  1. Display. The graphics is inserted alone into the special cell of the format graphics.Click under the previous cell, on the place where you want to insert the graphics. The pointer remains in the horizontal beam position. From main toolbar, open a special dialog window by File => Import. Choose the file you want to import, and then press OK.


Figure 13.

We can also insert a sequence of graphics and animate it. It can be done by Format => Graphics => Animate. The pictures have to be situated in succeeding cells.

3.4.  Tables

To create tables, we can use built-in templates and enter data manually or we can import prepared CVS table data files.

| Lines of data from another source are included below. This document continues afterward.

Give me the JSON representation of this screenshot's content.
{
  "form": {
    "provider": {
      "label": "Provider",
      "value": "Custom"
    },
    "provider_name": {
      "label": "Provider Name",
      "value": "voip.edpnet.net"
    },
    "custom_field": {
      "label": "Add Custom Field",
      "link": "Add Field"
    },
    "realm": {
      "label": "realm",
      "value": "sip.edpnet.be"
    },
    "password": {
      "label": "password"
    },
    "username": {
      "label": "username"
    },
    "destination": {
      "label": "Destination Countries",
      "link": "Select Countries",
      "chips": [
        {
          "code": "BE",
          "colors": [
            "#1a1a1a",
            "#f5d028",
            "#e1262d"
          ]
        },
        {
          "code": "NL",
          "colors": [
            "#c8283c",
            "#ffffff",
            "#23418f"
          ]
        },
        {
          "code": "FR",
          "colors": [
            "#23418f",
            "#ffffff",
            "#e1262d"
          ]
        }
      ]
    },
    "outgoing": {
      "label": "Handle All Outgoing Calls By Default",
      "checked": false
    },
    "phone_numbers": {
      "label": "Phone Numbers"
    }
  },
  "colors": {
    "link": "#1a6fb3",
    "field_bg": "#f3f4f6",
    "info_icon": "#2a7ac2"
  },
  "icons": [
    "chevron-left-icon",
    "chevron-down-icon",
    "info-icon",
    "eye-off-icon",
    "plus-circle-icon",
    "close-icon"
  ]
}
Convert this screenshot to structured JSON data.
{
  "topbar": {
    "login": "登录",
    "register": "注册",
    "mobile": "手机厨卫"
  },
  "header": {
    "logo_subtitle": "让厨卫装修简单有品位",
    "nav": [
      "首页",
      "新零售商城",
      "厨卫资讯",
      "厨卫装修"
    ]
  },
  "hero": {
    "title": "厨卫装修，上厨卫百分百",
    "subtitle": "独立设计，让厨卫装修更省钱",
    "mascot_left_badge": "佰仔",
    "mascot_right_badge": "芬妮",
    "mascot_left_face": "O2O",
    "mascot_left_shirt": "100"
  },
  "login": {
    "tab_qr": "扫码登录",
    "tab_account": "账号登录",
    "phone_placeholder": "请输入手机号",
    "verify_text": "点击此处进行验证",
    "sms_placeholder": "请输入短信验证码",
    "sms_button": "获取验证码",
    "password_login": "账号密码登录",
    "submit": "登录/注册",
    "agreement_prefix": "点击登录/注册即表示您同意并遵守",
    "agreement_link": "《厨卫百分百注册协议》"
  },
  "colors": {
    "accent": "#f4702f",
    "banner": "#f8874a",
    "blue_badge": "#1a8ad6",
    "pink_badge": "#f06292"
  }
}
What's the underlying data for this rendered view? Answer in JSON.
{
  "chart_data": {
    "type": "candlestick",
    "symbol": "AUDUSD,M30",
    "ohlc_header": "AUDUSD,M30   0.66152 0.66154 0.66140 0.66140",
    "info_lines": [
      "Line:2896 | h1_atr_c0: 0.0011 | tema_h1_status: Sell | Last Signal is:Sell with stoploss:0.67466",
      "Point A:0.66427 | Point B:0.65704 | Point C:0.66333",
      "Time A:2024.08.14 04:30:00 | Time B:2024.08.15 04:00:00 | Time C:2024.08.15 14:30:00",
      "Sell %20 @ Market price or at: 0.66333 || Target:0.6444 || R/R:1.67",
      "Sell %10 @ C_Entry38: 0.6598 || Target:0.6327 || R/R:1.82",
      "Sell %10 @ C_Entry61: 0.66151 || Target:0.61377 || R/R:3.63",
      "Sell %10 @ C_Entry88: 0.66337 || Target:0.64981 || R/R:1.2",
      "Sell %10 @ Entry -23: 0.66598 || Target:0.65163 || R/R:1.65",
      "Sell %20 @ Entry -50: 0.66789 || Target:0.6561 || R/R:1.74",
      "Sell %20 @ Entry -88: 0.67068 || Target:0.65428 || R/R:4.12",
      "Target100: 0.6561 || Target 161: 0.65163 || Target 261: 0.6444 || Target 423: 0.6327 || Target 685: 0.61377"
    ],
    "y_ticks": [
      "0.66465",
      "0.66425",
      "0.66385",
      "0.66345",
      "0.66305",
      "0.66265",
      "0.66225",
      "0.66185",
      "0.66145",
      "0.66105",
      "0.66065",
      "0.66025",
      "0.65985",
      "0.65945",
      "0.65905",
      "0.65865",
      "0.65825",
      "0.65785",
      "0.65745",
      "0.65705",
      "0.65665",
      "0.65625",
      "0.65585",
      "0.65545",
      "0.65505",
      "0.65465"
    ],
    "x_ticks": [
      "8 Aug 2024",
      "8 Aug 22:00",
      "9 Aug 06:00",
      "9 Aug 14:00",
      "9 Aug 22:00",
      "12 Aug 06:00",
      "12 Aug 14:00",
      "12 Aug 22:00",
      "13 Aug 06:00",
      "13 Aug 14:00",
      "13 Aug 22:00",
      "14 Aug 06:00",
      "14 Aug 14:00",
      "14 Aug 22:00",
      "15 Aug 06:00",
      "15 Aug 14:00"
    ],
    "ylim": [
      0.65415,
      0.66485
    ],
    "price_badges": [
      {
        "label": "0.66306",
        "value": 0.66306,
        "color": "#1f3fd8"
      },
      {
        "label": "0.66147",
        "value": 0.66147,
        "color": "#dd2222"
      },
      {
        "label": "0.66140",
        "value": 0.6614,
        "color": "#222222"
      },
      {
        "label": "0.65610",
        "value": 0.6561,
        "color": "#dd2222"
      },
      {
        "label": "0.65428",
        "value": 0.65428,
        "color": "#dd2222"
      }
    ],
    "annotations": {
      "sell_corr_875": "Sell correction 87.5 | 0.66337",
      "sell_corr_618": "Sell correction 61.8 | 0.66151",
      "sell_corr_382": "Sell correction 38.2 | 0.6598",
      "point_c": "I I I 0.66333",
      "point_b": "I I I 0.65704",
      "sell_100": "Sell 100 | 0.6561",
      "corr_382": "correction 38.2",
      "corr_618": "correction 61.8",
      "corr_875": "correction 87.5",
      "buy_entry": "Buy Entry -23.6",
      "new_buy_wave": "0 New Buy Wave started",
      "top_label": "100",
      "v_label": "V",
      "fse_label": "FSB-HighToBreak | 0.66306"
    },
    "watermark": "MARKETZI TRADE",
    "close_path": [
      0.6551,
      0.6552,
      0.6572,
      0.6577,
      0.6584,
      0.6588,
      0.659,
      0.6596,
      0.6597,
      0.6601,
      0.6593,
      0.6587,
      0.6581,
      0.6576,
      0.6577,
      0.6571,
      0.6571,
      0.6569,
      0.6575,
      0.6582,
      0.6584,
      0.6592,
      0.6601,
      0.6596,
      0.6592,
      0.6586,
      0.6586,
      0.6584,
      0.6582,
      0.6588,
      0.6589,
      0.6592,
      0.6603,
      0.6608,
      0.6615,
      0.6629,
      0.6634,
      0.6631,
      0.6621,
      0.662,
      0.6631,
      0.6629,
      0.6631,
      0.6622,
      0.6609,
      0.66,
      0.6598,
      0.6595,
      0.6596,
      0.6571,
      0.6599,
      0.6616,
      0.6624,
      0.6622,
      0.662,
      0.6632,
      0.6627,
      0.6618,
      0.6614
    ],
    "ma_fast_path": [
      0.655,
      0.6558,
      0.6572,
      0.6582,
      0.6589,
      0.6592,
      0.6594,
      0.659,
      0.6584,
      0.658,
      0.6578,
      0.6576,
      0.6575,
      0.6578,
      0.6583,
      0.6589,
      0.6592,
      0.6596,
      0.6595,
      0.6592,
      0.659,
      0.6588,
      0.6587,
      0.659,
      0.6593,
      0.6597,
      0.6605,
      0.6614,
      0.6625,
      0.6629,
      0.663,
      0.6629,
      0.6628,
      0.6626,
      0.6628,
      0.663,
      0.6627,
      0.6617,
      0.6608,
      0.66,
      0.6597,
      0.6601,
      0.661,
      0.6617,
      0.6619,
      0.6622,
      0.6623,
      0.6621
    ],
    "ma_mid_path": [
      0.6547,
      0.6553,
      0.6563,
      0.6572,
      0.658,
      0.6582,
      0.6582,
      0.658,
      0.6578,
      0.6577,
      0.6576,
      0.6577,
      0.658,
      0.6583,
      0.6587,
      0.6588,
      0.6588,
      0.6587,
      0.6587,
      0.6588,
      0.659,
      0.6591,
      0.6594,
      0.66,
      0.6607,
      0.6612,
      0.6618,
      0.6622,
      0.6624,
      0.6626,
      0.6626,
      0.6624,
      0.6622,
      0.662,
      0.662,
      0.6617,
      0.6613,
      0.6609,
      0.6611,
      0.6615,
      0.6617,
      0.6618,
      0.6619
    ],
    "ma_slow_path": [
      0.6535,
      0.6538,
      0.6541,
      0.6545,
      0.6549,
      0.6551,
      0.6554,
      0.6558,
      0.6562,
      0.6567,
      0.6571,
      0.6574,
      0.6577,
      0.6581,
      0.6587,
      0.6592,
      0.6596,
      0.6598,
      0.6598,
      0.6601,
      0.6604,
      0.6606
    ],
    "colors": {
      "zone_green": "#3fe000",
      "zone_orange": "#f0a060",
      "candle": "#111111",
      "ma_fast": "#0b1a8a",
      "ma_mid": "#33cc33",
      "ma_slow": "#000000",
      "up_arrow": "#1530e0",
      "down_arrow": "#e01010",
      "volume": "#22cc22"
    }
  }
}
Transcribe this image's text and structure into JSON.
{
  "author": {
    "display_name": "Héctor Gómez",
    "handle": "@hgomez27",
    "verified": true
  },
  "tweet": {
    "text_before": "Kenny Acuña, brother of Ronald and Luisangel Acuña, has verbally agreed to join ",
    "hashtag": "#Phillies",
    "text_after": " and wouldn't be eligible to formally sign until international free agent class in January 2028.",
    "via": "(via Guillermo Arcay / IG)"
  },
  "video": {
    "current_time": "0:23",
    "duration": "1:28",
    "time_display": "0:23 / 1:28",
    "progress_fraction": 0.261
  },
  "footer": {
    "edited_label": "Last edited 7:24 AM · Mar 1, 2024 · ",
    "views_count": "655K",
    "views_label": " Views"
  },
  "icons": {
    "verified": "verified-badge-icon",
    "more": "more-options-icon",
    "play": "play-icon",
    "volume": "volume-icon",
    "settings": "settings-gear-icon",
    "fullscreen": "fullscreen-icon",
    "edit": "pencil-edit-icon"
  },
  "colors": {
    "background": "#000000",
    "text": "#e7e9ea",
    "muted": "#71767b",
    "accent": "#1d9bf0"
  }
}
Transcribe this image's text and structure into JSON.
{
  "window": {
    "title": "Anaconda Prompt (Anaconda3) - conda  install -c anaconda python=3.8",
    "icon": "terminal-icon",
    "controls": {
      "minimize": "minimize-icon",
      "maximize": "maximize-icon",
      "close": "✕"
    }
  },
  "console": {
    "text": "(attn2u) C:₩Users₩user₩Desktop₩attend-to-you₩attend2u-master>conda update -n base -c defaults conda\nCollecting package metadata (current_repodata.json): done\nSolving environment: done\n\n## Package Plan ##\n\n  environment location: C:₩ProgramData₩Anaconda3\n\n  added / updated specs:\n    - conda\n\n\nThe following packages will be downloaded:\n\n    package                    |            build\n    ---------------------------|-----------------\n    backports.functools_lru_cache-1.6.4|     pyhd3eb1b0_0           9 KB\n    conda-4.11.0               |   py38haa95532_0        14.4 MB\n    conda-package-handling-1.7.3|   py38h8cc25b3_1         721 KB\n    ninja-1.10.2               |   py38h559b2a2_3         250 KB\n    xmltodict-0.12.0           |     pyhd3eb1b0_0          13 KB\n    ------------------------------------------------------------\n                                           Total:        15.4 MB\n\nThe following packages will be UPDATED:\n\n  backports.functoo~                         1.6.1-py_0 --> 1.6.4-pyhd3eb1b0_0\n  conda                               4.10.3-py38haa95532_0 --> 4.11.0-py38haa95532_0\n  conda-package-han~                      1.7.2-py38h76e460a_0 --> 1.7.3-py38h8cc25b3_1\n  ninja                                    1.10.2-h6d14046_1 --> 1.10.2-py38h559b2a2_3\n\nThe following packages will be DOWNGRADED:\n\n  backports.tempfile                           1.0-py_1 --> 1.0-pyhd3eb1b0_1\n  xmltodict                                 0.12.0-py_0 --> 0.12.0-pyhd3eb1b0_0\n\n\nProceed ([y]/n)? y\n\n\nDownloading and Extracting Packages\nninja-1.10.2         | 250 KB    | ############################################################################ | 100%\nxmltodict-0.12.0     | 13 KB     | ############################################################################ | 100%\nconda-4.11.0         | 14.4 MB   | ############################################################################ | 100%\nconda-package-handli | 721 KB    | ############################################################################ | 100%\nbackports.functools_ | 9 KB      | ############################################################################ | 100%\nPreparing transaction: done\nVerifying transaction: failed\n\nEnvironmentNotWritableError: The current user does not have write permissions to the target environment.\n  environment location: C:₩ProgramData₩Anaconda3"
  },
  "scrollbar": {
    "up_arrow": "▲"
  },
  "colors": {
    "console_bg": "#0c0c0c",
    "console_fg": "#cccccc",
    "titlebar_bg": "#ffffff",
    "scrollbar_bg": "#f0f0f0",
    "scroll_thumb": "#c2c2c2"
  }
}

Both actions, Insert Table and Import Table, are done in simple way using Table buttons situated in each of predefined document palettes. The table, once created, can be further adjusted and fine tuned by the Table Formatting buttons of the typesetting subpalette [Graphics:HTMLFiles/index_18.gif] .  


Figure 14.

Note: When editing the table, the background colour of entry places is grey. Typing within the grey area ensures that the text is encoded correctly.


Figure 15.

3.5.  Data Plots

Data Plots are created through the Plot Data dialog window. This is opened using Insert => Plot . Data are required in CSV format. A user sets the form of the data (list, X-Y, table), path of the data file, form of the plot (bar chart, pie chart, contour plot, density plot, and surface plot), options (display of axes, origin, size, background colour), and labels. After creation, the desired plot is pasted into the document.


Figure 16.

Inserted objects - graphics, data plots and tables, are automatically numbered. Tables are provided with title and note.

3.6.  References

References are administrated by the reference database. First, the references information has to be loaded into the particular fields via the reference dialog box. Click on the button InsertReference (group References in Document Palette). Press the key tab followed by New.


Figure 17.

The reference dialog box appears. Fill in the information. Press OK.


Figure 18.

Place the pointer in the cell of your document where you want to insert the reference. In the Find references by: dialog click on Insert . The reference is inserted into the document. We can see it as a hyperlink denoted by its key.


Figure 19.

After all references have been inserted, click on the Gather Backmatter button (group References) in the document palette. The References list is created at the end of the document; the reference hyperlink is readdressed to the list of references, and its notation is changed into its number. If desired, the citations can be retrieved using the Restore Citations and further edited.


Figure 20.

Publicon provides many more possibilities than those listed above - insertion of hyperlinks, creation of own palettes and own styles, etc. For more information see http://documents.wolfram.com/publicon/.